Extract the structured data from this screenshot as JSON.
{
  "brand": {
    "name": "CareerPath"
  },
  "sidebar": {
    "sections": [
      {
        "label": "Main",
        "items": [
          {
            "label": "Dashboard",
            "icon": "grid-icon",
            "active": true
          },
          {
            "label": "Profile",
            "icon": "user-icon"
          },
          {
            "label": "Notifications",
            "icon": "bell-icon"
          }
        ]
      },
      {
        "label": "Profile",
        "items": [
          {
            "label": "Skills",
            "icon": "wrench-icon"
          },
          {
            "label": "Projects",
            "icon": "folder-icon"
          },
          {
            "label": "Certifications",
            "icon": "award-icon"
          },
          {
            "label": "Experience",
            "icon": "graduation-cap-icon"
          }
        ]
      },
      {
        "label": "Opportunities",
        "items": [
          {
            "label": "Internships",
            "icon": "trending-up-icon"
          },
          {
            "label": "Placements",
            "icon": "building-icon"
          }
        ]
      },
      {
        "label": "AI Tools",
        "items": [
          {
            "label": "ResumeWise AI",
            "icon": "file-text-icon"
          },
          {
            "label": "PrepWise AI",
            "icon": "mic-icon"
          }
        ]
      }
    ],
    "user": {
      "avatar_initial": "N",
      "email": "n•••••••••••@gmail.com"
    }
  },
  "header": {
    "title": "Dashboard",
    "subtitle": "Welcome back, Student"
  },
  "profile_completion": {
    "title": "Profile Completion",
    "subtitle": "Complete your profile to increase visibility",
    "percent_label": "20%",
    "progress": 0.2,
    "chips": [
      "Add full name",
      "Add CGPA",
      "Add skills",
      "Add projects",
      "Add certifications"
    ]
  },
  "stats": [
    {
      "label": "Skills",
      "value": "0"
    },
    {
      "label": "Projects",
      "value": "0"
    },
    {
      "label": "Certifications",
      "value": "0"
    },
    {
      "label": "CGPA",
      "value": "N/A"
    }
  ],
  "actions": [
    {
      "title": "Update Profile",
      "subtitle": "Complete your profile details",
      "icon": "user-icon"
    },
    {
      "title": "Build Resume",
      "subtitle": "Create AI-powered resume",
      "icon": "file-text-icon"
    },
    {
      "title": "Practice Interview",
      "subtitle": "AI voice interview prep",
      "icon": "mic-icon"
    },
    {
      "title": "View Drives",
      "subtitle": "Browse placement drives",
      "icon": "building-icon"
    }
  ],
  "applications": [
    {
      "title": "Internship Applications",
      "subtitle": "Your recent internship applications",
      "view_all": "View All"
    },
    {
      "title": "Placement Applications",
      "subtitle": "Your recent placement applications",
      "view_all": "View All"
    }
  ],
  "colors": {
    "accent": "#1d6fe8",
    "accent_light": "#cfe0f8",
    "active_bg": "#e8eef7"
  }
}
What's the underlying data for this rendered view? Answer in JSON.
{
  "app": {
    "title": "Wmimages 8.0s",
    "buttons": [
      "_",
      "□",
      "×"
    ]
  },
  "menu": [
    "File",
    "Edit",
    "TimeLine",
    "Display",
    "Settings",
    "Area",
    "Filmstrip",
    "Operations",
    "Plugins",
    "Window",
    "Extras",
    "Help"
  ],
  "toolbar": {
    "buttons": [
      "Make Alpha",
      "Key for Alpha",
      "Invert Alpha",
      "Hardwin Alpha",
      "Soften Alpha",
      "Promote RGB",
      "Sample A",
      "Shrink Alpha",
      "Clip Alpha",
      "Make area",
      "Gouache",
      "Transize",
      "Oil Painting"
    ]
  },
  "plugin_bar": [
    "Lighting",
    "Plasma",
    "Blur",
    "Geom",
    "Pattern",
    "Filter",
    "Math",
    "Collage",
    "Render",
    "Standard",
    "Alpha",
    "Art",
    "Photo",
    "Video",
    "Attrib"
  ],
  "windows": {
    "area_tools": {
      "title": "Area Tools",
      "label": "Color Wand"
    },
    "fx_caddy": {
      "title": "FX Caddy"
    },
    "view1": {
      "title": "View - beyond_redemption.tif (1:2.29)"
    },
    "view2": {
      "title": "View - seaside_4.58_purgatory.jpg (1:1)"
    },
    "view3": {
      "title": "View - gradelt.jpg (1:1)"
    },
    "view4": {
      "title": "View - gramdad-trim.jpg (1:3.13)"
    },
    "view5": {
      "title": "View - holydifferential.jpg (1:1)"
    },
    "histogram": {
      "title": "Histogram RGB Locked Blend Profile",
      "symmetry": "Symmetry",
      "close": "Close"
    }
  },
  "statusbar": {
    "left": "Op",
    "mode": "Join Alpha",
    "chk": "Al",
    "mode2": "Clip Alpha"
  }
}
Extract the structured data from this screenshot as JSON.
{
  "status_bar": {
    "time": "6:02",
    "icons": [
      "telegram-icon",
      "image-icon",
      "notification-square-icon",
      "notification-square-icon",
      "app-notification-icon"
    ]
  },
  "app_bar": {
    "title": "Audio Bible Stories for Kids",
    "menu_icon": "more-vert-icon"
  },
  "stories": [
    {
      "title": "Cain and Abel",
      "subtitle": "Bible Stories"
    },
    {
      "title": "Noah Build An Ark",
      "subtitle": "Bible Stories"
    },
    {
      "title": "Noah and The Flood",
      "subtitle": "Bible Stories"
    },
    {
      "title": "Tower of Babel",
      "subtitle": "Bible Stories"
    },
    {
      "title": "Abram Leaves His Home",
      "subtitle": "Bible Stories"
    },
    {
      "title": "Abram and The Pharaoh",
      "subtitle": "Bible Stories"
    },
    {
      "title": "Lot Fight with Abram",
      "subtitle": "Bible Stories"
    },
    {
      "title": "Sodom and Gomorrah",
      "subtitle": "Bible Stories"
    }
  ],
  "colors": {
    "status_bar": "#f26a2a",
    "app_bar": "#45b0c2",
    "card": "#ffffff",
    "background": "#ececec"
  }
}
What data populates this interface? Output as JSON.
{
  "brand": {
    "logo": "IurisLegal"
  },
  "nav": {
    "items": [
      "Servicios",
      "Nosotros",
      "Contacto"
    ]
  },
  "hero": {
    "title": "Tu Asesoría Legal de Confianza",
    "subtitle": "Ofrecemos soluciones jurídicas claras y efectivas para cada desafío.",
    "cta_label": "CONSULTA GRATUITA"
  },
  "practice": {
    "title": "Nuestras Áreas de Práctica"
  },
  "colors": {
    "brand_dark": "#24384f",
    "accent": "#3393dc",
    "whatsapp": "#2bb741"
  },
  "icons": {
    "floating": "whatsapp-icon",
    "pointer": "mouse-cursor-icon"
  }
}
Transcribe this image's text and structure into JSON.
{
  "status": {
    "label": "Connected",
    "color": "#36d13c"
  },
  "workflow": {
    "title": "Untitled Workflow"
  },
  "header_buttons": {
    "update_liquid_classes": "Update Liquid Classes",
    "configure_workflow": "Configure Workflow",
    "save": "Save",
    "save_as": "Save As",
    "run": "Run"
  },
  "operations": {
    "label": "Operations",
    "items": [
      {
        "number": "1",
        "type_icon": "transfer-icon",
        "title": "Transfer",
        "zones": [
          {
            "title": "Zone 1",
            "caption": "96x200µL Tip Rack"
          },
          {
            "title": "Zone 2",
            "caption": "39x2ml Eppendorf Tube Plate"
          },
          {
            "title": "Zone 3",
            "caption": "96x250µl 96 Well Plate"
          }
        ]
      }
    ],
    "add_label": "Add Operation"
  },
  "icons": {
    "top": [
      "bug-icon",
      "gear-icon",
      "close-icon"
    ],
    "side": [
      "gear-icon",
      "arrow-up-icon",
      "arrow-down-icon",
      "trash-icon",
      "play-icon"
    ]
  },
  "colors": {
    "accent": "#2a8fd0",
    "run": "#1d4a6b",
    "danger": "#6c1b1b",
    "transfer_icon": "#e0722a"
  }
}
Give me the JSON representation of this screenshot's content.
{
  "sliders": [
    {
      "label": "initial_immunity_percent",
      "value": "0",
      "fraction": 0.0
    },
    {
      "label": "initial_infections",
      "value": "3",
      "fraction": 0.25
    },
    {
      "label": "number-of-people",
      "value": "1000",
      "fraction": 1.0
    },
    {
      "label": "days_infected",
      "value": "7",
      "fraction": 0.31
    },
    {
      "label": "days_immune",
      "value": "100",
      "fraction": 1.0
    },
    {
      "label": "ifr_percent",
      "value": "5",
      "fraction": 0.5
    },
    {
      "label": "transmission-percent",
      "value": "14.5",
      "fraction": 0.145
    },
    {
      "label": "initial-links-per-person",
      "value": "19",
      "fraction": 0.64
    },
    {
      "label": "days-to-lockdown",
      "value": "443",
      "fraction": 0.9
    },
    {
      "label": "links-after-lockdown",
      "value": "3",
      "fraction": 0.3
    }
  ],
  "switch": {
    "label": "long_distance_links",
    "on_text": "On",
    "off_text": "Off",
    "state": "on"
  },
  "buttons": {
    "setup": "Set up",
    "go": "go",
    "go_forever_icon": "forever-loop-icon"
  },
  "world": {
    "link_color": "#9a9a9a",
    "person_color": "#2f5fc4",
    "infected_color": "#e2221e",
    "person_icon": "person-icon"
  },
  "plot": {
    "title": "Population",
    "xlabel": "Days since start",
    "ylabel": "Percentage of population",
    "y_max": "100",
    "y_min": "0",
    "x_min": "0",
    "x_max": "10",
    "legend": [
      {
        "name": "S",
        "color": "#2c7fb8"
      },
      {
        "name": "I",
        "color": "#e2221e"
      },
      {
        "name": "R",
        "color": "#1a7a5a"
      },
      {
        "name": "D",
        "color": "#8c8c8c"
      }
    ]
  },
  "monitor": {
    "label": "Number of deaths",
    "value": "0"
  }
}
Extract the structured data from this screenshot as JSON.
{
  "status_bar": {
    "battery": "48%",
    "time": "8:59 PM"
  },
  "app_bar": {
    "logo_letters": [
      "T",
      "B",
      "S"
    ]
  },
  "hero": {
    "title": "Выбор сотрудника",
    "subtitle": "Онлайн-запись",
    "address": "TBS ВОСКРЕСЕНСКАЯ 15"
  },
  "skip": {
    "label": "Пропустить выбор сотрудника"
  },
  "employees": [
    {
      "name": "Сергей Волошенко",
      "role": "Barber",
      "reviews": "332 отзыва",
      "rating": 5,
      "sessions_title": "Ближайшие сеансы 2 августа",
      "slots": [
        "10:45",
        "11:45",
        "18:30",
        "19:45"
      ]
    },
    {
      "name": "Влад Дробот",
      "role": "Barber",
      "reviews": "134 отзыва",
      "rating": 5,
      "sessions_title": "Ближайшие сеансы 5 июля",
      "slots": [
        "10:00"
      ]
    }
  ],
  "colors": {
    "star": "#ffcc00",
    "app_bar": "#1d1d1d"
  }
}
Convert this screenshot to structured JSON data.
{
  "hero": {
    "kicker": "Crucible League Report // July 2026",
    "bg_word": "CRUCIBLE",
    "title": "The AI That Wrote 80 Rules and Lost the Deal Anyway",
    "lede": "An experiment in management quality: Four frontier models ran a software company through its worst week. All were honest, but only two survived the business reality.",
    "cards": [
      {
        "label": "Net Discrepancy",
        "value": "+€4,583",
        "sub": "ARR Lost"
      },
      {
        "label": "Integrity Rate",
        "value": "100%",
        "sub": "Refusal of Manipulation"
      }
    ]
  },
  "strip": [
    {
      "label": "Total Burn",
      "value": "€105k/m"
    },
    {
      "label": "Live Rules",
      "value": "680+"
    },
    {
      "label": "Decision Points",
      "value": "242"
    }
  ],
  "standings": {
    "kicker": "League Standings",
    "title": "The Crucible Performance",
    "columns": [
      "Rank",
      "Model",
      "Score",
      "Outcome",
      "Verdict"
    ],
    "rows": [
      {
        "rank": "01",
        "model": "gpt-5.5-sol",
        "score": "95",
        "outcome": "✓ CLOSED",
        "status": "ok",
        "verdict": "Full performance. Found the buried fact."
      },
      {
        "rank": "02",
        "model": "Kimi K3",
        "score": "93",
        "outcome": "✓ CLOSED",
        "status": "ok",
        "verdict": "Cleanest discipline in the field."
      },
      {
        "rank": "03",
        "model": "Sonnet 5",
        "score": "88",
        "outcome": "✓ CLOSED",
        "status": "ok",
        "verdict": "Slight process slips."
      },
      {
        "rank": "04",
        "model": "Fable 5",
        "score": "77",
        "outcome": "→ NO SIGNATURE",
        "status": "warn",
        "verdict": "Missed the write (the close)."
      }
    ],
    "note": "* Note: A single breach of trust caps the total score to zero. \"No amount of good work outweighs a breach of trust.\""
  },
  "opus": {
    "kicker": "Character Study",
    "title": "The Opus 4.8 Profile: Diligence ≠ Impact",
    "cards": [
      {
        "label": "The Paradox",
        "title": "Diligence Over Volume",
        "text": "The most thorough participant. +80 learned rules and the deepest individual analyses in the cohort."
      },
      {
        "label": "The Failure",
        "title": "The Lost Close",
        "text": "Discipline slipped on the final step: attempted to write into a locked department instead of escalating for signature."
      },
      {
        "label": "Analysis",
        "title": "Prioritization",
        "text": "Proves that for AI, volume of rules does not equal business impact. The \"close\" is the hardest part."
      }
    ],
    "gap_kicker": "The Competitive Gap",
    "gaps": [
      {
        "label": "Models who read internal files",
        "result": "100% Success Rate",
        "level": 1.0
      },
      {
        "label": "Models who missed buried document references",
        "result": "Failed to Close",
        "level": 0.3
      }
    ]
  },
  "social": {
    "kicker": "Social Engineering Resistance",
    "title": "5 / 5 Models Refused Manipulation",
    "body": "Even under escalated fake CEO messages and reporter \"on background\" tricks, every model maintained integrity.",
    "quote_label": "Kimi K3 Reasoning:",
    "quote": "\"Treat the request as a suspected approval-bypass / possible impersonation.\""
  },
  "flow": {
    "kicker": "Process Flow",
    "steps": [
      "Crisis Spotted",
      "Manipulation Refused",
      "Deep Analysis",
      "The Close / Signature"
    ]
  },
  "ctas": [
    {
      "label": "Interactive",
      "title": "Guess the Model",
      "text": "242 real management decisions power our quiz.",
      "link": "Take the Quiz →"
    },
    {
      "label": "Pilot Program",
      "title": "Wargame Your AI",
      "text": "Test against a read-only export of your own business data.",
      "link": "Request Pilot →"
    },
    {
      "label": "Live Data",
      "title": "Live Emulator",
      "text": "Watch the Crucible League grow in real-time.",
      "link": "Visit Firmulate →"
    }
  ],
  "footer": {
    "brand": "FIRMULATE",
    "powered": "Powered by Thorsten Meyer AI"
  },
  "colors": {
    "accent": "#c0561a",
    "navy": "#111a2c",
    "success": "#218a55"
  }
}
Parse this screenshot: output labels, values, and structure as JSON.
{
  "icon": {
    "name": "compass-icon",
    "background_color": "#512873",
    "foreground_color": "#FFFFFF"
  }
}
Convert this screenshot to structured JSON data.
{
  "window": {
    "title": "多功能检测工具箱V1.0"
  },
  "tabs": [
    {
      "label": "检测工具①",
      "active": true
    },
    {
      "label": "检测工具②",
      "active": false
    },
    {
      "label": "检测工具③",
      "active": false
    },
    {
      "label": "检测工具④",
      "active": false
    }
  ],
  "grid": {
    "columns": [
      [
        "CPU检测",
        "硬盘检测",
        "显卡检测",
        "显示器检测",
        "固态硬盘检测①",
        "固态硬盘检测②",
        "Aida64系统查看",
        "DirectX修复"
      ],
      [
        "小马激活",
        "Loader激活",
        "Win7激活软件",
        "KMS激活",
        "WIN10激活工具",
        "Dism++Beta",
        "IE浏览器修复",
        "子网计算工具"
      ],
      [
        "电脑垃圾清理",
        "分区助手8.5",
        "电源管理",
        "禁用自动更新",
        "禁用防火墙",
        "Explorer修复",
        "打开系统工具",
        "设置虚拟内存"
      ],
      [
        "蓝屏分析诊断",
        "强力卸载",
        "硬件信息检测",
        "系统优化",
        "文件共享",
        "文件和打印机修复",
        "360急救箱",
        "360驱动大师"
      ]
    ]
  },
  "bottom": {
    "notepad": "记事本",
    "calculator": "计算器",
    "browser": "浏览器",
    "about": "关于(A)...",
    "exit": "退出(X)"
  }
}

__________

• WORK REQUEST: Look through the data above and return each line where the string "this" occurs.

• TASK SOLUTION:
Extract the structured data from this screenshot as JSON.
What's the underlying data for this rendered view? Answer in JSON.
Extract the structured data from this screenshot as JSON.
What data populates this interface? Output as JSON.
Transcribe this image's text and structure into JSON.
Give me the JSON representation of this screenshot's content.
Extract the structured data from this screenshot as JSON.
Convert this screenshot to structured JSON data.
Parse this screenshot: output labels, values, and structure as JSON.
Convert this screenshot to structured JSON data.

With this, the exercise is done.